Print the data that follows exactly, leaving nothing out.

-- Exercise inputs follows --

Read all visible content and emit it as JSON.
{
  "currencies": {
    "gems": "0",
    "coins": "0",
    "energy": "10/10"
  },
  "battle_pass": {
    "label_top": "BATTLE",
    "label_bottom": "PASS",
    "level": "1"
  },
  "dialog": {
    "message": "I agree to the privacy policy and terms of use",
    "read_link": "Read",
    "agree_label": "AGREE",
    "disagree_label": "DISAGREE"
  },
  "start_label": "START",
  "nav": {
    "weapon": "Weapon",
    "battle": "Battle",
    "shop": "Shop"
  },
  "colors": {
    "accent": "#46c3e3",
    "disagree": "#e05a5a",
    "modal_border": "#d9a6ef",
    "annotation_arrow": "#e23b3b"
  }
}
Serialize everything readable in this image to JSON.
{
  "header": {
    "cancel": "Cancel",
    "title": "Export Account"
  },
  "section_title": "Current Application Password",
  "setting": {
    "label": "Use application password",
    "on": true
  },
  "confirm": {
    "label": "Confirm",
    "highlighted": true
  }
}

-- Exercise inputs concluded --

- **Reply**:
Read all visible content and emit it as JSON.
{
  "currencies": {
    "gems": "0",
    "coins": "0",
    "energy": "10/10"
  },
  "battle_pass": {
    "label_top": "BATTLE",
    "label_bottom": "PASS",
    "level": "1"
  },
  "dialog": {
    "message": "I agree to the privacy policy and terms of use",
    "read_link": "Read",
    "agree_label": "AGREE",
    "disagree_label": "DISAGREE"
  },
  "start_label": "START",
  "nav": {
    "weapon": "Weapon",
    "battle": "Battle",
    "shop": "Shop"
  },
  "colors": {
    "accent": "#46c3e3",
    "disagree": "#e05a5a",
    "modal_border": "#d9a6ef",
    "annotation_arrow": "#e23b3b"
  }
}
Serialize everything readable in this image to JSON.
{
  "header": {
    "cancel": "Cancel",
    "title": "Export Account"
  },
  "section_title": "Current Application Password",
  "setting": {
    "label": "Use application password",
    "on": true
  },
  "confirm": {
    "label": "Confirm",
    "highlighted": true
  }
}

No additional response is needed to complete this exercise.